By the end though, May stepped out of the turn SUPER connected and supple. She was really pushing through her hind end, but I could easily bend her in either direction. She got lots of pats and a break. The break got lots of huffs and snorts… May clearly wanted to show us how hard that was.
We didn’t want to drill that exercise to death. She seemed to get the idea, and I had enough tools in my pocket to work on it on my own. We also didn’t think that May was ready to attempt the same thing at the canter, so we moved into an exercise that I am actually familiar with. On a 20M circle, we asked May to open and close her stride at the canter. Big, ground covering canter, then shorter, more collected canter. Rinse and repeat.
The idea here was to really ride her hind legs up underneath her body to use my seat and legs to keep the hind end engaged and carrying, even on the smaller step. At the same time, she needed to stay supple through her topline.

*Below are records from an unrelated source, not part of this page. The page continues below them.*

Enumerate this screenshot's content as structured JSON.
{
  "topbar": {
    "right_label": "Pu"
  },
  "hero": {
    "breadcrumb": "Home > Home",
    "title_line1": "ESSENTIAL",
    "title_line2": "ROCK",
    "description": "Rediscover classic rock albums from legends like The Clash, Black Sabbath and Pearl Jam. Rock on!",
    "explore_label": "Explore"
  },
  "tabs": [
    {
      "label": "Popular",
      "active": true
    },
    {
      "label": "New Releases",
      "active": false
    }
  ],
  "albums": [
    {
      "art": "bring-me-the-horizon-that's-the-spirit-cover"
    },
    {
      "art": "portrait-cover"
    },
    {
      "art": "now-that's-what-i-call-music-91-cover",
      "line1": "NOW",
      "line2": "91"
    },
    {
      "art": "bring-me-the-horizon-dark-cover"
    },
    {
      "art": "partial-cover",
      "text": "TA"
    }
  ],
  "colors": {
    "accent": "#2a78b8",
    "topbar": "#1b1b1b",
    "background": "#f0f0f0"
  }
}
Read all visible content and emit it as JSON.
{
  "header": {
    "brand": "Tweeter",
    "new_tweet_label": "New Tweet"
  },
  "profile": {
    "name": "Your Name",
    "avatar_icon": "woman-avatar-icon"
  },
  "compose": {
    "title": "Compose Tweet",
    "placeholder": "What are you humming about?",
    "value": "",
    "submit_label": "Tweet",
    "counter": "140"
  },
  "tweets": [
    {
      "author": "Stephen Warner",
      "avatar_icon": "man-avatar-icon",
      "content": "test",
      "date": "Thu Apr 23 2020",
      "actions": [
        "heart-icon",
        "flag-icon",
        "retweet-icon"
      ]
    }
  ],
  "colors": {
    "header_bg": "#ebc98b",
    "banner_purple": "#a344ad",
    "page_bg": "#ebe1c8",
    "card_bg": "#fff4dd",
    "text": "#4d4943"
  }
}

To the left, this was actually easier than expected. May was happy to go forward and then really sat and pushed for me in the collected work. After, I actually said to C, “That went better than I thought it would.” and she went “Yeah, honestly, I was expecting her to struggle a bit more with it.”

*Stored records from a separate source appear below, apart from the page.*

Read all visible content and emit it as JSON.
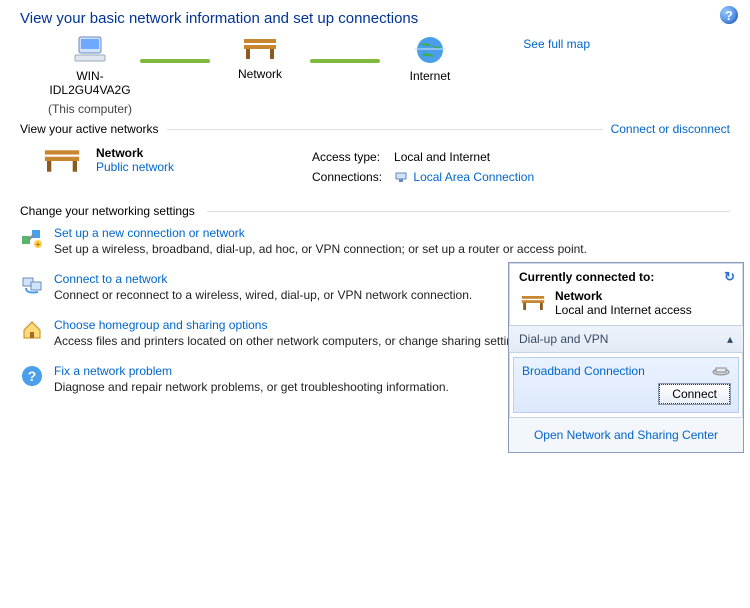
{
  "header": {
    "title": "View your basic network information and set up connections"
  },
  "map": {
    "see_full_map": "See full map",
    "nodes": [
      {
        "label": "WIN-IDL2GU4VA2G",
        "sub": "(This computer)"
      },
      {
        "label": "Network",
        "sub": ""
      },
      {
        "label": "Internet",
        "sub": ""
      }
    ]
  },
  "active_networks": {
    "section_label": "View your active networks",
    "connect_disconnect": "Connect or disconnect",
    "network": {
      "name": "Network",
      "category": "Public network",
      "access_type_label": "Access type:",
      "access_type_value": "Local and Internet",
      "connections_label": "Connections:",
      "connection_link": "Local Area Connection"
    }
  },
  "settings": {
    "section_label": "Change your networking settings",
    "tasks": [
      {
        "title": "Set up a new connection or network",
        "desc": "Set up a wireless, broadband, dial-up, ad hoc, or VPN connection; or set up a router or access point."
      },
      {
        "title": "Connect to a network",
        "desc": "Connect or reconnect to a wireless, wired, dial-up, or VPN network connection."
      },
      {
        "title": "Choose homegroup and sharing options",
        "desc": "Access files and printers located on other network computers, or change sharing settings."
      },
      {
        "title": "Fix a network problem",
        "desc": "Diagnose and repair network problems, or get troubleshooting information."
      }
    ]
  },
  "flyout": {
    "currently_connected": "Currently connected to:",
    "network_name": "Network",
    "network_access": "Local and Internet access",
    "dialup_section": "Dial-up and VPN",
    "broadband_item": "Broadband Connection",
    "connect_button": "Connect",
    "footer_link": "Open Network and Sharing Center"
  }
}
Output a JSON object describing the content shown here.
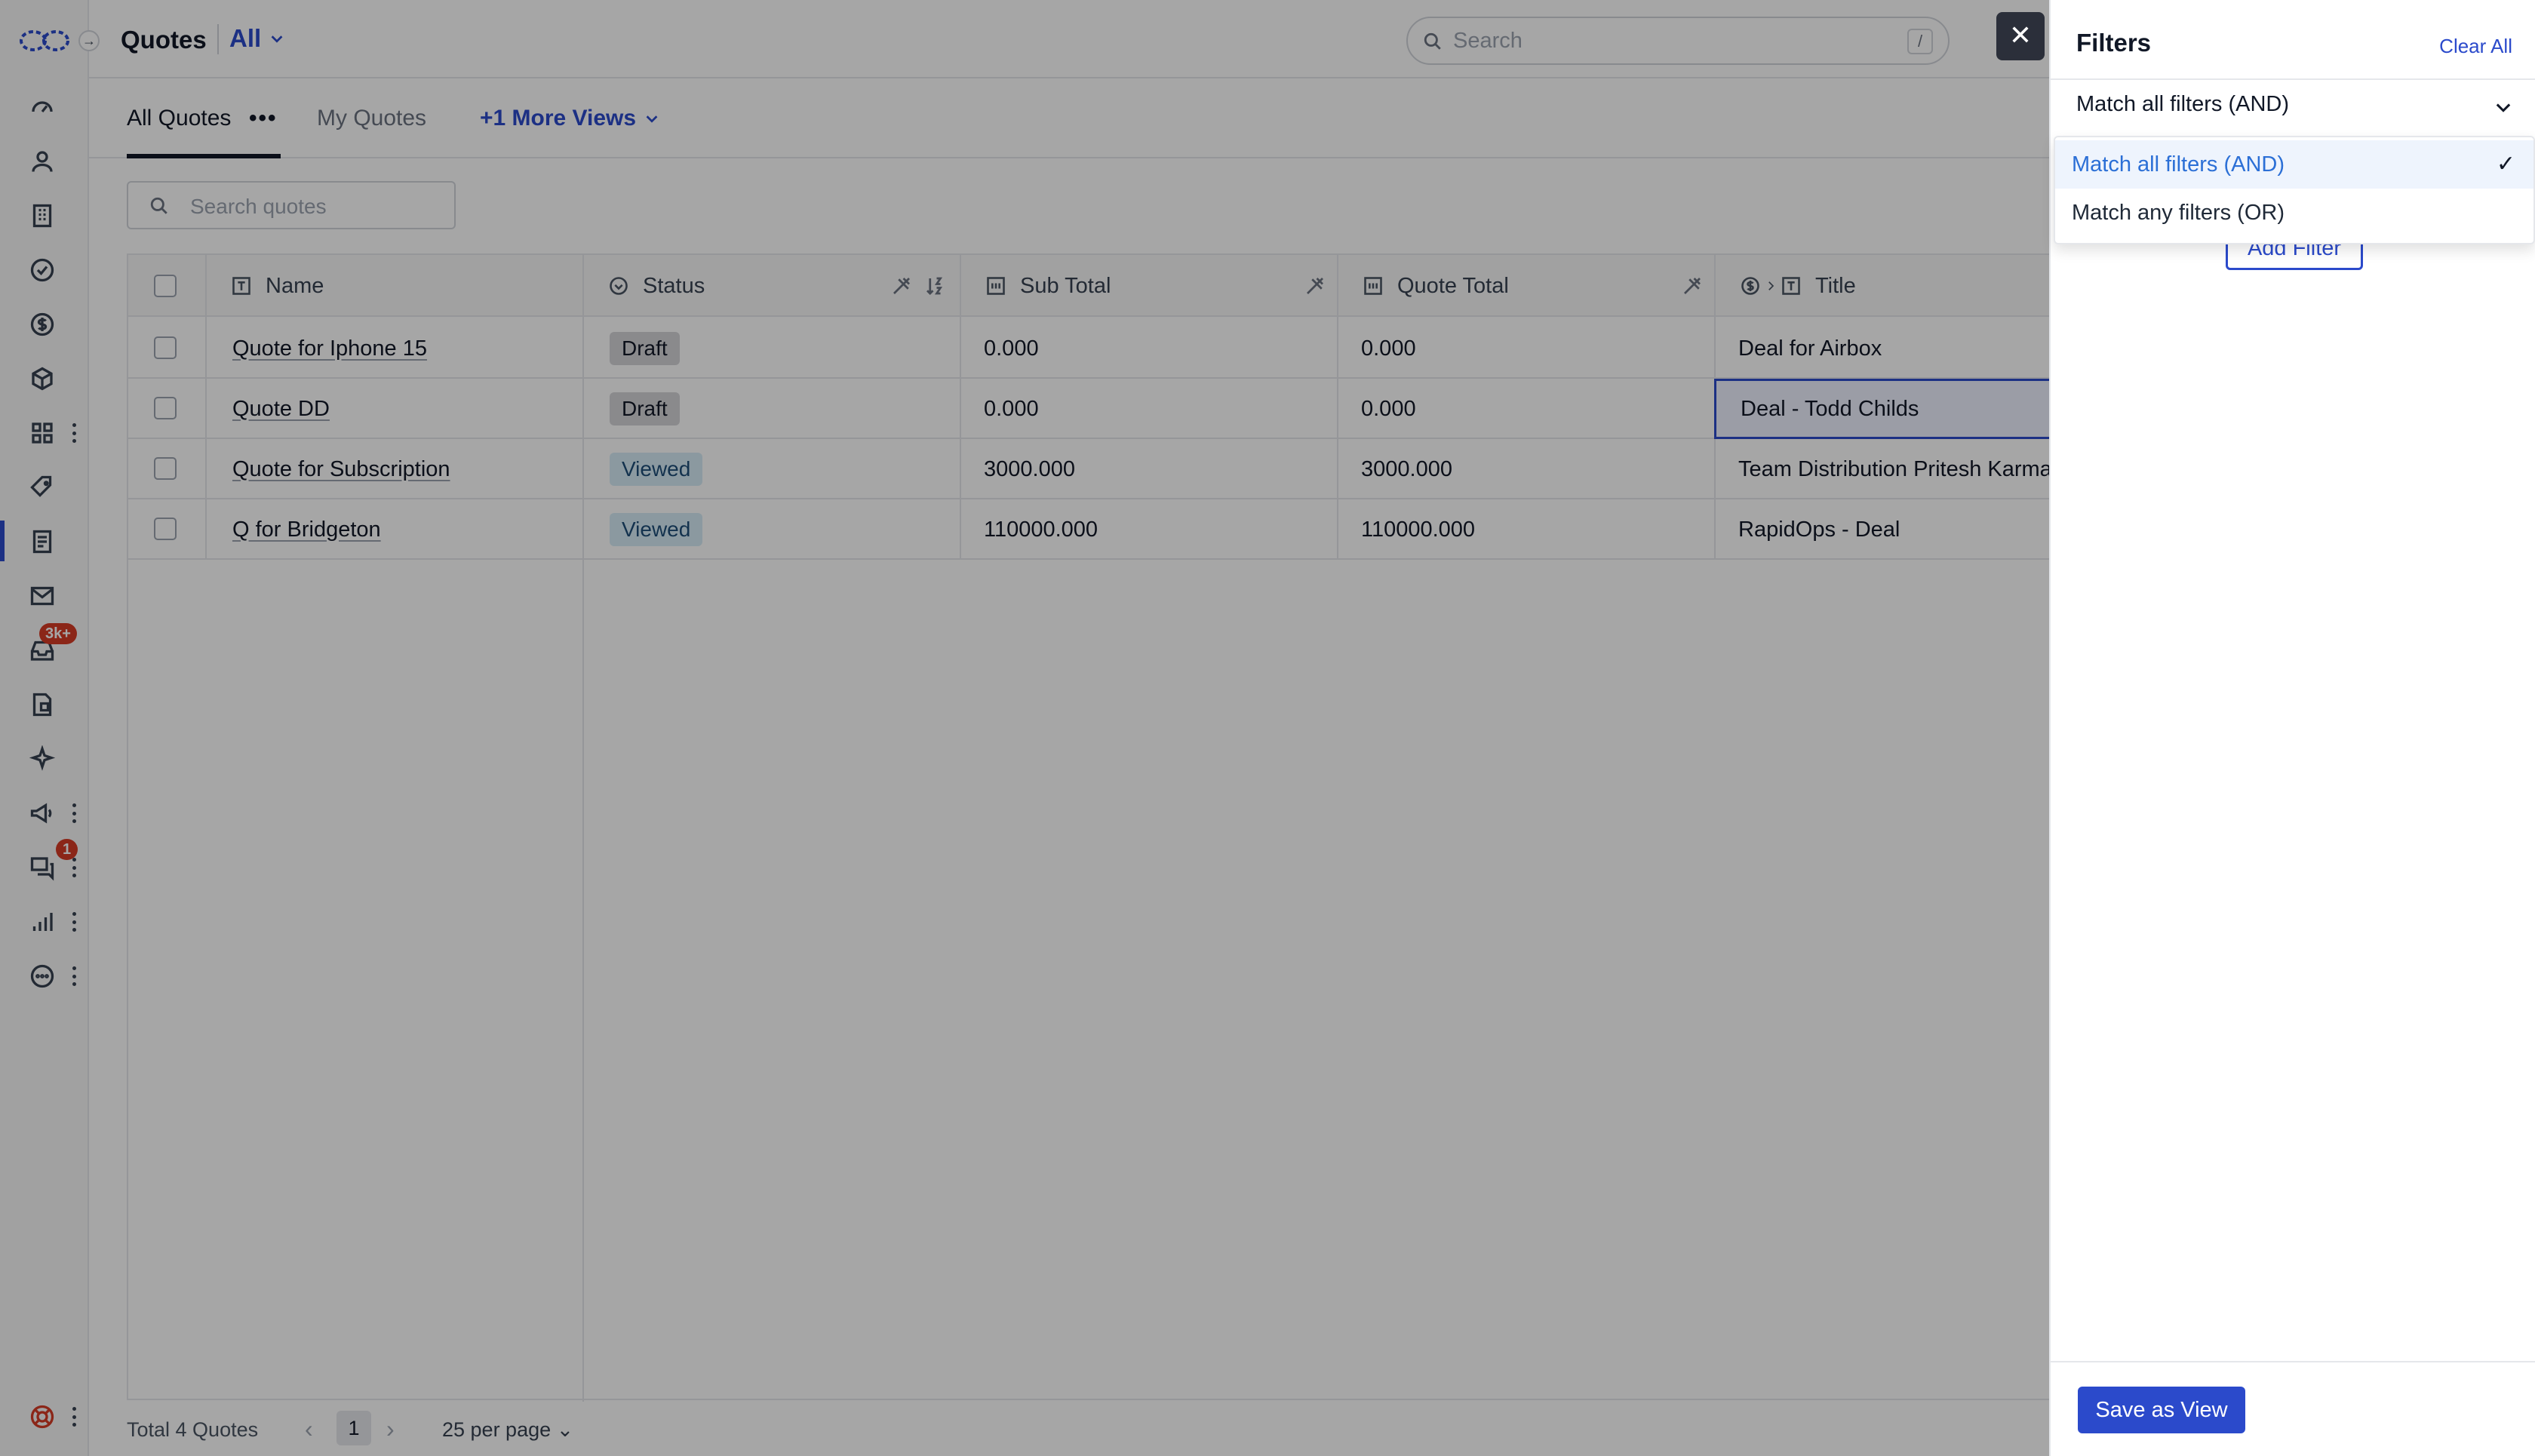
{
  "header": {
    "title": "Quotes",
    "view_selector": "All",
    "search_placeholder": "Search",
    "search_shortcut": "/"
  },
  "tabs": [
    {
      "label": "All Quotes"
    },
    {
      "label": "My Quotes"
    },
    {
      "label": "+1 More Views"
    }
  ],
  "quote_search": {
    "placeholder": "Search quotes"
  },
  "table": {
    "columns": [
      "Name",
      "Status",
      "Sub Total",
      "Quote Total",
      "Title"
    ],
    "rows": [
      {
        "name": "Quote for Iphone 15",
        "status": "Draft",
        "sub_total": "0.000",
        "quote_total": "0.000",
        "title": "Deal for Airbox"
      },
      {
        "name": "Quote DD",
        "status": "Draft",
        "sub_total": "0.000",
        "quote_total": "0.000",
        "title": "Deal - Todd Childs"
      },
      {
        "name": "Quote for Subscription",
        "status": "Viewed",
        "sub_total": "3000.000",
        "quote_total": "3000.000",
        "title": "Team Distribution Pritesh Karma"
      },
      {
        "name": "Q for Bridgeton",
        "status": "Viewed",
        "sub_total": "110000.000",
        "quote_total": "110000.000",
        "title": "RapidOps - Deal"
      }
    ]
  },
  "footer": {
    "total": "Total 4 Quotes",
    "current_page": "1",
    "per_page": "25 per page"
  },
  "sidebar": {
    "inbox_badge": "3k+",
    "chat_badge": "1"
  },
  "filter_panel": {
    "title": "Filters",
    "clear_all": "Clear All",
    "match_selected": "Match all filters (AND)",
    "options": [
      "Match all filters (AND)",
      "Match any filters (OR)"
    ],
    "add_filter": "Add Filter",
    "save_as_view": "Save as View"
  },
  "colors": {
    "accent": "#2b4acb",
    "draft_badge": "#d4d4d8",
    "viewed_badge": "#d6ecf6",
    "notification_badge": "#d63b25"
  }
}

We took a walk break so
May could catch her breath I could catch my breath. Then we went to the right! Now remember, the right had been better all day. This time, it was worse.
When I asked her to open up her canter, she kind of shoved that right shoulder at me and got stiff. As a result, when I asked her to collect, she just fell into the trot. Cute. So we tried again. More bend, more leg. At first, she just locked up through her shoulders and shuffled her feet around, but on the 2nd or 3rd ask, she released that tension and really softened through her body without losing the active hind end. Woo!
She got pats and got to be done for the day. And then got lots of cookies. Overall, it was great to get back to basics, and I really feel like I have some serious homework. Oh and don’t worry, I already scheduled a jump lesson for next week. You know… a solid 2 months after my last jump lesson.
This Post Has 8 Comments
I actually enjoy your dressage posts because I think Shiny is kind of a mini May. So thanks for sharing your lesson with me! I want to try that active square corner thing you did…
The square thing is super hard but super good. This is the best video I found for it:
Thank you! That’s a good visual!
Awww thats awesome that it went well!
Yes! Excited for my next one!
I really enjoyed reading that!!! It sounds like some awesome work that will really pay off in the jumping.
Thanks! And yeah, it’s always interesting to see how the things we work on in Dressage are the same issues that pop up when jumping.